Verizon Wireless will drop all Bob Marley ringtones, ringbacks and pictures after being threatened with a trademark infringement lawsuit, representatives for the late reggae star's family said on Thursday.

The decision comes in response to a statement last month by the Marley family that it would sue Verizon Wireless and Universal Music Group for using the iconic star's name, likeness and image without permission.

Fifty Six Hope Road Music, the Marley family company, said in a statement that Verizon Wireless has now taken down all endorsement and trademark materials in connection with Marley, including ringtones and ringbacks.

A spokesperson for Verizon Wireless, which is jointly owned by Verizon Communications and Vodafone Group, was not immediately available to comment.

The dispute appeared to center on interpreting Verizon's use of Marley's image either as promotional or as a paid endorsement.

We are disappointed that the management of the Marley Estate has chosen to take such an extreme and meritless position that a customary promotional campaign highlighting the availability of Marley mastertones somehow constitutes an 'endorsement' of Verizon overall, Universal said in statement.

Universal Music Group, parent of Island Records, the label that put out Marley hits like One Love and I Shot The Sheriff, added, We will now make Bob Marley's music available as mastertones to all phone carriers.

It was not clear whether Fifty Six Hope Road Music would still file suit against Universal Music Group, which is owned by French media giant Vivendi (VIV.PA: Quote, Profile, Research). A company spokeswoman would not comment on the possibility.

Chris Blackwell, speaking as a representative of the Bob Marley estate, sharply criticized Universal Music and Verizon Wireless, saying they refuse to give the musicians the respect they deserve.

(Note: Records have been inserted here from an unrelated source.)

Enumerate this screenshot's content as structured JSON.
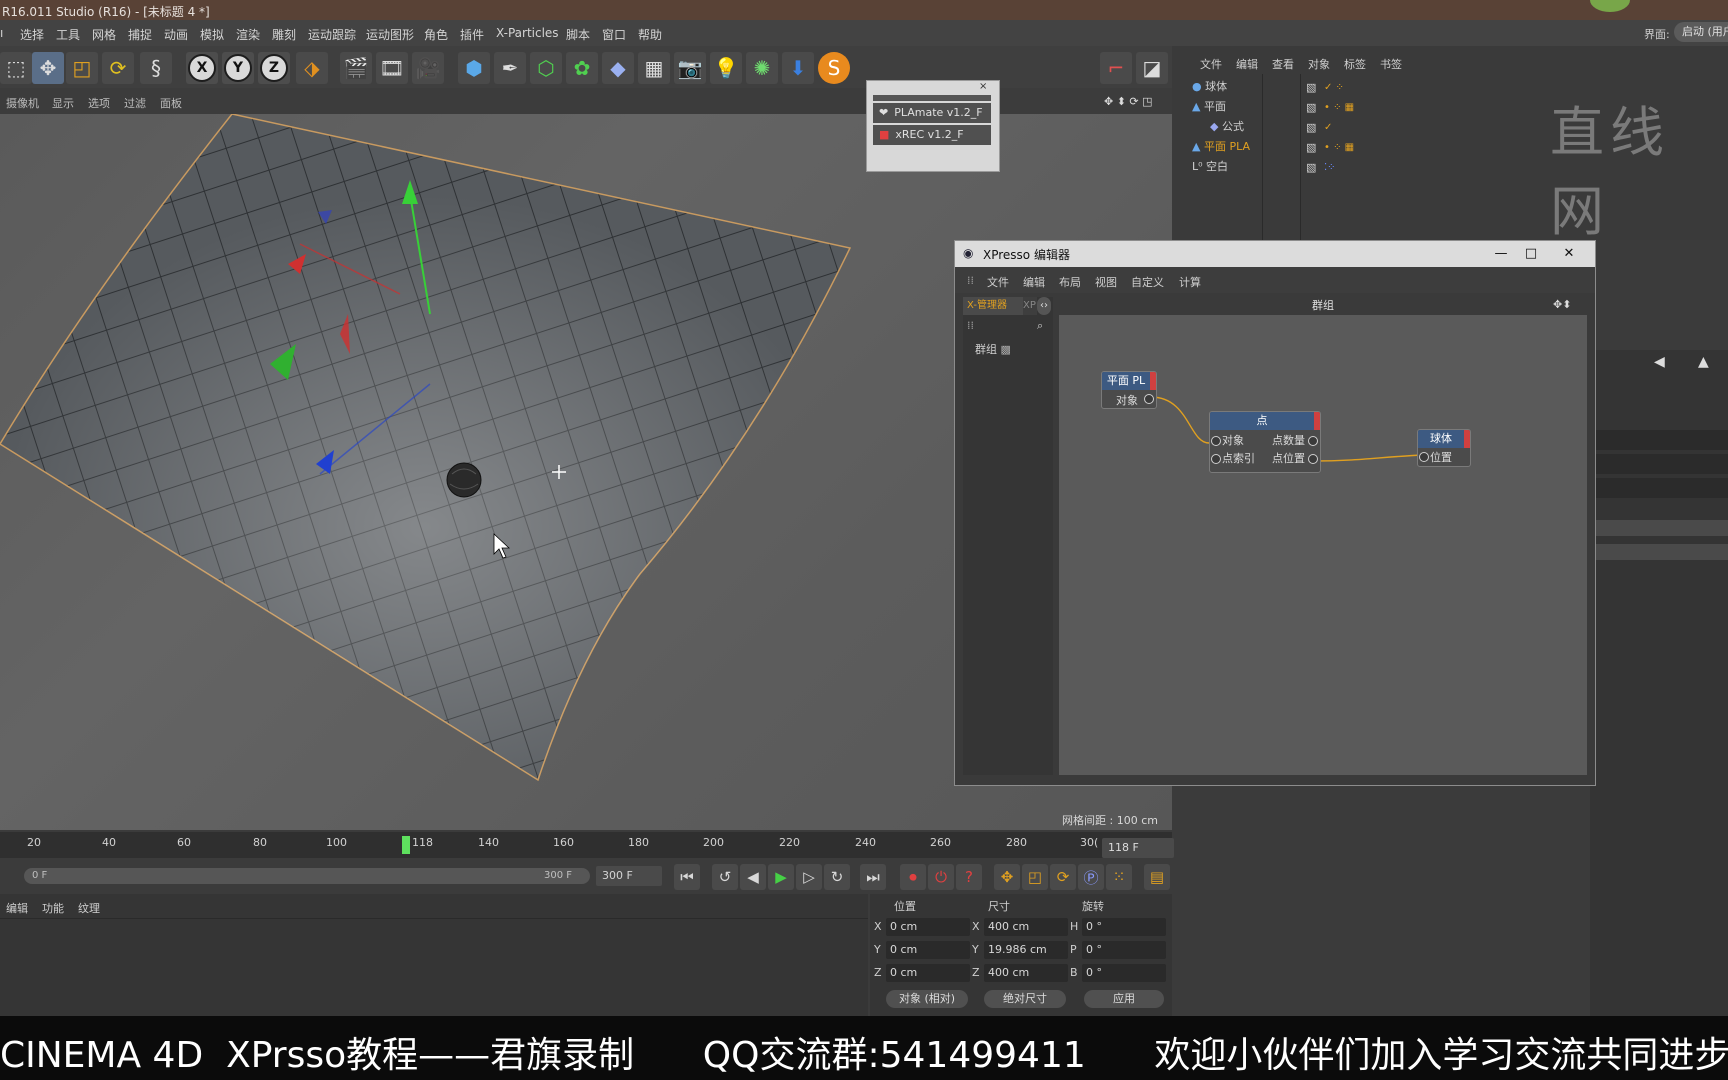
{
  "window": {
    "title": "R16.011 Studio (R16) - [未标题 4 *]"
  },
  "menubar": {
    "items": [
      "选择",
      "工具",
      "网格",
      "捕捉",
      "动画",
      "模拟",
      "渲染",
      "雕刻",
      "运动跟踪",
      "运动图形",
      "角色",
      "插件",
      "X-Particles",
      "脚本",
      "窗口",
      "帮助"
    ],
    "right_label": "界面:",
    "layout_value": "启动 (用户"
  },
  "viewport": {
    "menu": [
      "摄像机",
      "显示",
      "选项",
      "过滤",
      "面板"
    ],
    "grid_spacing": "网格间距 : 100 cm"
  },
  "timeline": {
    "ticks": [
      "20",
      "40",
      "60",
      "80",
      "100",
      "118",
      "140",
      "160",
      "180",
      "200",
      "220",
      "240",
      "260",
      "280",
      "30("
    ],
    "current_frame": "118 F",
    "range_start": "0 F",
    "range_end": "300 F",
    "range_end_field": "300 F"
  },
  "material_panel": {
    "tabs": [
      "编辑",
      "功能",
      "纹理"
    ]
  },
  "coords": {
    "headers": [
      "位置",
      "尺寸",
      "旋转"
    ],
    "rows": [
      {
        "axis": "X",
        "pos": "0 cm",
        "size_axis": "X",
        "size": "400 cm",
        "rot_axis": "H",
        "rot": "0 °"
      },
      {
        "axis": "Y",
        "pos": "0 cm",
        "size_axis": "Y",
        "size": "19.986 cm",
        "rot_axis": "P",
        "rot": "0 °"
      },
      {
        "axis": "Z",
        "pos": "0 cm",
        "size_axis": "Z",
        "size": "400 cm",
        "rot_axis": "B",
        "rot": "0 °"
      }
    ],
    "mode_select": "对象 (相对)",
    "size_select": "绝对尺寸",
    "apply_label": "应用"
  },
  "object_manager": {
    "menu": [
      "文件",
      "编辑",
      "查看",
      "对象",
      "标签",
      "书签"
    ],
    "objects": [
      "球体",
      "平面",
      "公式",
      "平面 PLA",
      "空白"
    ],
    "watermark": "直线网"
  },
  "plugin_popup": {
    "items": [
      "PLAmate v1.2_F",
      "xREC v1.2_F"
    ]
  },
  "xpresso": {
    "title": "XPresso 编辑器",
    "menu": [
      "文件",
      "编辑",
      "布局",
      "视图",
      "自定义",
      "计算"
    ],
    "manager_tab": "X-管理器",
    "manager_tab2": "XP",
    "tree_item": "群组",
    "canvas_title": "群组",
    "node_plane": {
      "title": "平面 PL",
      "port": "对象"
    },
    "node_point": {
      "title": "点",
      "in1": "对象",
      "in2": "点索引",
      "out1": "点数量",
      "out2": "点位置"
    },
    "node_sphere": {
      "title": "球体",
      "port": "位置"
    }
  },
  "banner": {
    "text": "CINEMA 4D  XPrsso教程——君旗录制      QQ交流群:541499411      欢迎小伙伴们加入学习交流共同进步"
  }
}
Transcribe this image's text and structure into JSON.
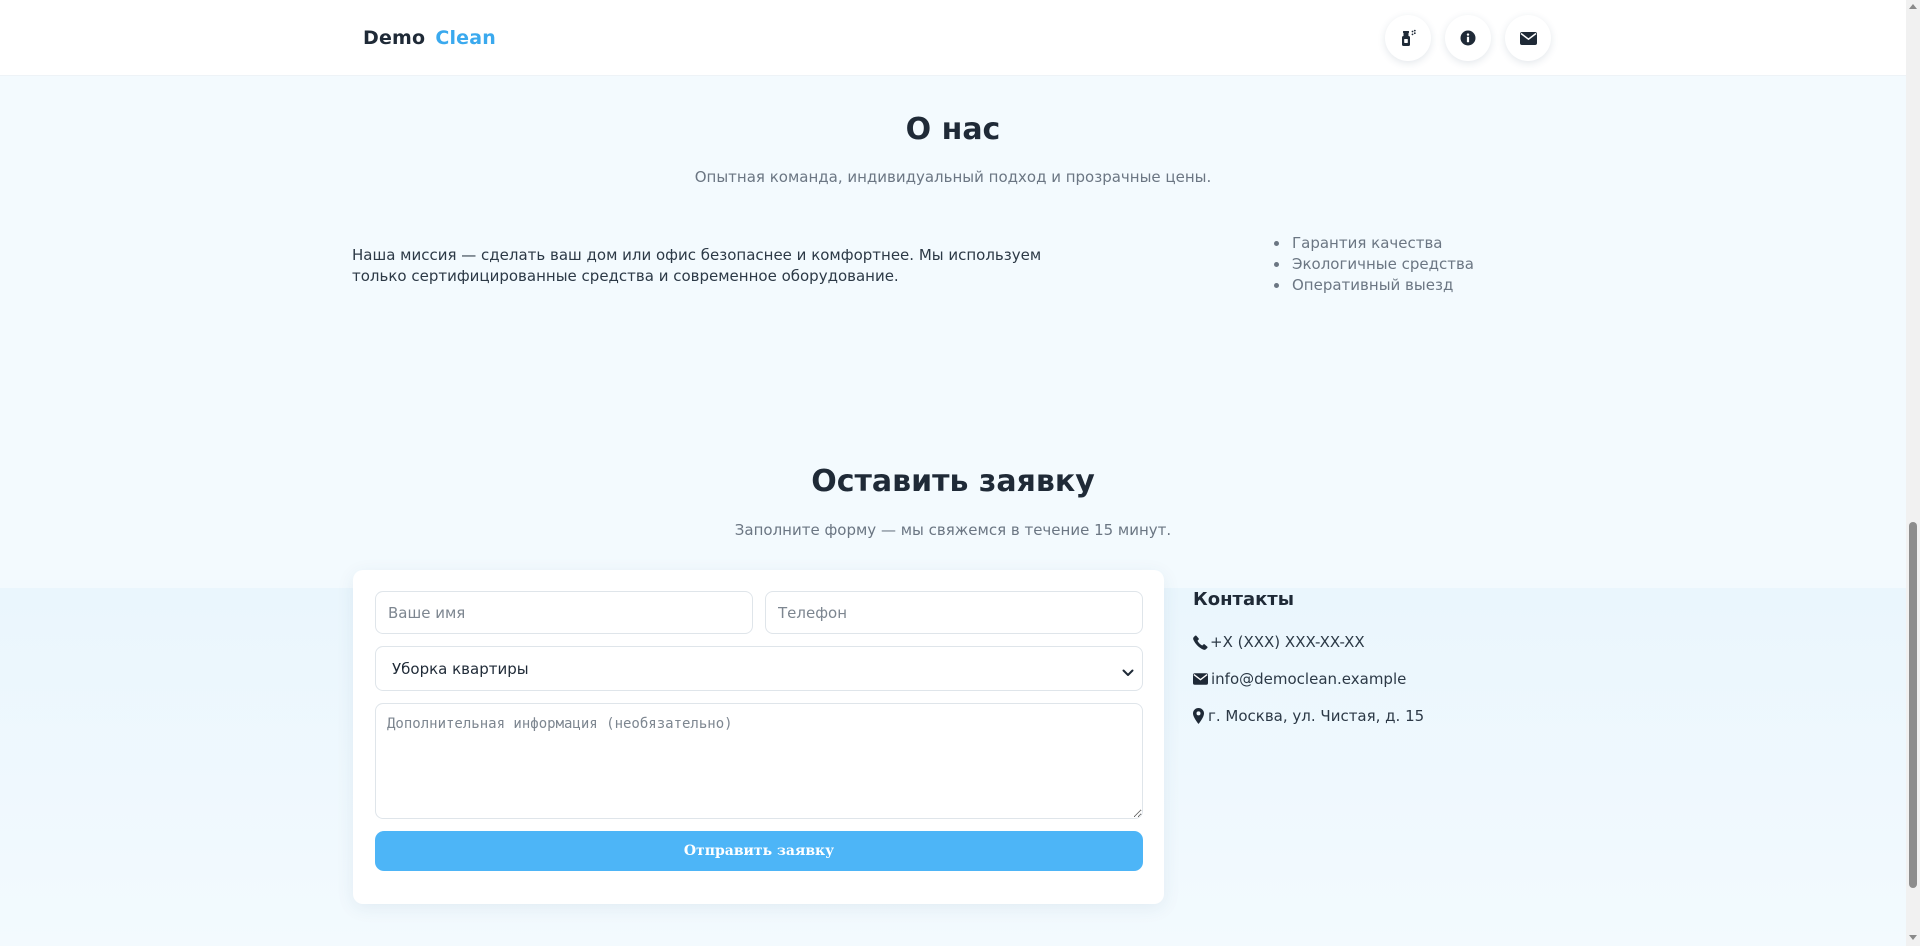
{
  "header": {
    "brand_part1": "Demo",
    "brand_part2": "Clean",
    "brand_accent_color": "#3aa9ee",
    "icons": [
      "spray-bottle-icon",
      "info-icon",
      "envelope-icon"
    ]
  },
  "about": {
    "title": "О нас",
    "subtitle": "Опытная команда, индивидуальный подход и прозрачные цены.",
    "mission": "Наша миссия — сделать ваш дом или офис безопаснее и комфортнее. Мы используем только сертифицированные средства и современное оборудование.",
    "features": [
      "Гарантия качества",
      "Экологичные средства",
      "Оперативный выезд"
    ]
  },
  "request": {
    "title": "Оставить заявку",
    "subtitle": "Заполните форму — мы свяжемся в течение 15 минут.",
    "form": {
      "name_placeholder": "Ваше имя",
      "name_value": "",
      "phone_placeholder": "Телефон",
      "phone_value": "",
      "service_selected": "Уборка квартиры",
      "comment_placeholder": "Дополнительная информация (необязательно)",
      "comment_value": "",
      "submit_label": "Отправить заявку",
      "submit_color": "#4db5f7"
    }
  },
  "contacts": {
    "title": "Контакты",
    "phone": "+X (XXX) XXX-XX-XX",
    "email": "info@democlean.example",
    "address": "г. Москва, ул. Чистая, д. 15"
  }
}
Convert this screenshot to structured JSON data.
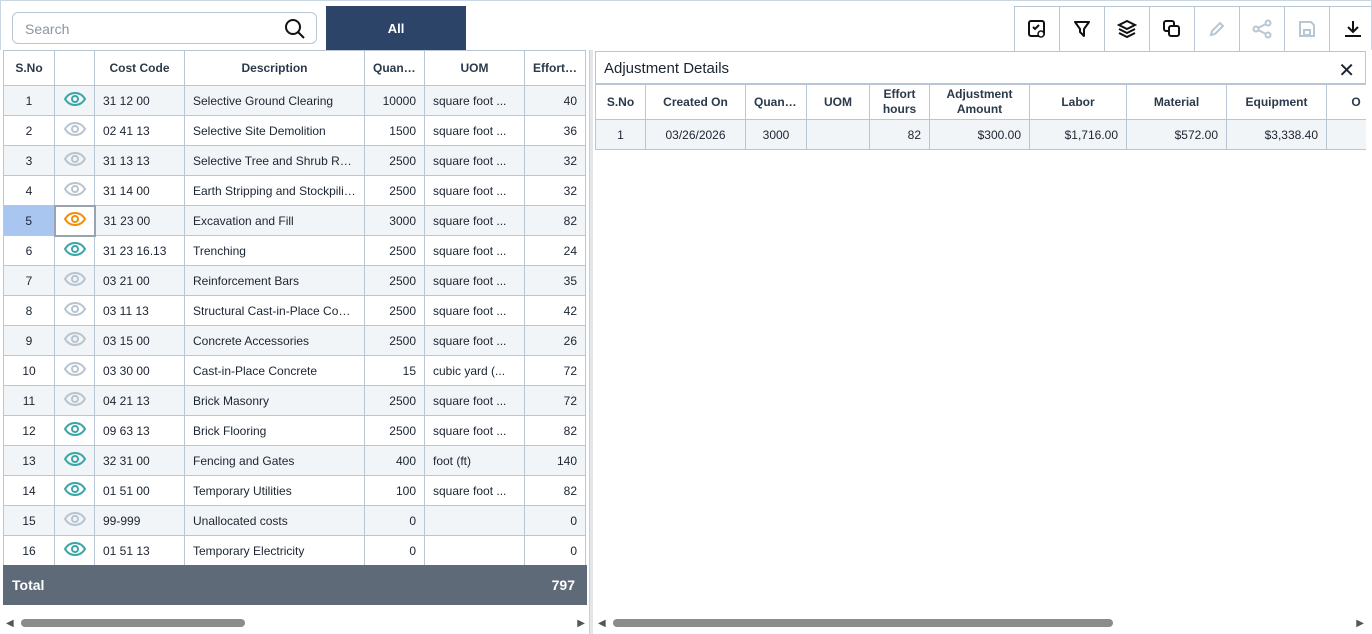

Blackwell, best known as the founder of Island Records, added: I am infuriated that Verizon would go around the estate and initiate partnership with Universal Music Group.